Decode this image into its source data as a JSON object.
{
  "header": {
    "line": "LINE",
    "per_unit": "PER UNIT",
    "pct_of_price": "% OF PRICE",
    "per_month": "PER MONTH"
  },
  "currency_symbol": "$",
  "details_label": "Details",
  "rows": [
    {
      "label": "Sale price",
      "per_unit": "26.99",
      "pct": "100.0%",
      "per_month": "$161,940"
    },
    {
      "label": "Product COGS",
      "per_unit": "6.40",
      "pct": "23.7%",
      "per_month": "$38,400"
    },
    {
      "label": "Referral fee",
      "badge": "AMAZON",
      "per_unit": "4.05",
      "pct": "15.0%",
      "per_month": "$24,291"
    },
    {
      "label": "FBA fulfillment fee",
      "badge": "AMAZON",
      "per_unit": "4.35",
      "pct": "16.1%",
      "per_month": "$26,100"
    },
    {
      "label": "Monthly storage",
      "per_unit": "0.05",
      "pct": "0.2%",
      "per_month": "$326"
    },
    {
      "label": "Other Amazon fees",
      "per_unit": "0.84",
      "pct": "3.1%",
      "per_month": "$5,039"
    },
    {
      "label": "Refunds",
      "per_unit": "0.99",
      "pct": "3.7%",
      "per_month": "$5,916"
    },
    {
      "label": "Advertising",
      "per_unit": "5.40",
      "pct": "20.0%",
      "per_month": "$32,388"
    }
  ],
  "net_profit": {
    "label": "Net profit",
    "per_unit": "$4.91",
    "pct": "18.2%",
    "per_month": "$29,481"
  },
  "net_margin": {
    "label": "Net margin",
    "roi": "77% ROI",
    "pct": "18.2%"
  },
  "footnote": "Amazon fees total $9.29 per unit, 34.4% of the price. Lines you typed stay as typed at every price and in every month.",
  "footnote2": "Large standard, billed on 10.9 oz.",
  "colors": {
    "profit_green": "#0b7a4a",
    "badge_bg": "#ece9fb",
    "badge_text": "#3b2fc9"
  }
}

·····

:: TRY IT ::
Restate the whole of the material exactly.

:: ANSWER TO THIS EXERCISE ::
Decode this image into its source data as a JSON object.
{
  "header": {
    "line": "LINE",
    "per_unit": "PER UNIT",
    "pct_of_price": "% OF PRICE",
    "per_month": "PER MONTH"
  },
  "currency_symbol": "$",
  "details_label": "Details",
  "rows": [
    {
      "label": "Sale price",
      "per_unit": "26.99",
      "pct": "100.0%",
      "per_month": "$161,940"
    },
    {
      "label": "Product COGS",
      "per_unit": "6.40",
      "pct": "23.7%",
      "per_month": "$38,400"
    },
    {
      "label": "Referral fee",
      "badge": "AMAZON",
      "per_unit": "4.05",
      "pct": "15.0%",
      "per_month": "$24,291"
    },
    {
      "label": "FBA fulfillment fee",
      "badge": "AMAZON",
      "per_unit": "4.35",
      "pct": "16.1%",
      "per_month": "$26,100"
    },
    {
      "label": "Monthly storage",
      "per_unit": "0.05",
      "pct": "0.2%",
      "per_month": "$326"
    },
    {
      "label": "Other Amazon fees",
      "per_unit": "0.84",
      "pct": "3.1%",
      "per_month": "$5,039"
    },
    {
      "label": "Refunds",
      "per_unit": "0.99",
      "pct": "3.7%",
      "per_month": "$5,916"
    },
    {
      "label": "Advertising",
      "per_unit": "5.40",
      "pct": "20.0%",
      "per_month": "$32,388"
    }
  ],
  "net_profit": {
    "label": "Net profit",
    "per_unit": "$4.91",
    "pct": "18.2%",
    "per_month": "$29,481"
  },
  "net_margin": {
    "label": "Net margin",
    "roi": "77% ROI",
    "pct": "18.2%"
  },
  "footnote": "Amazon fees total $9.29 per unit, 34.4% of the price. Lines you typed stay as typed at every price and in every month.",
  "footnote2": "Large standard, billed on 10.9 oz.",
  "colors": {
    "profit_green": "#0b7a4a",
    "badge_bg": "#ece9fb",
    "badge_text": "#3b2fc9"
  }
}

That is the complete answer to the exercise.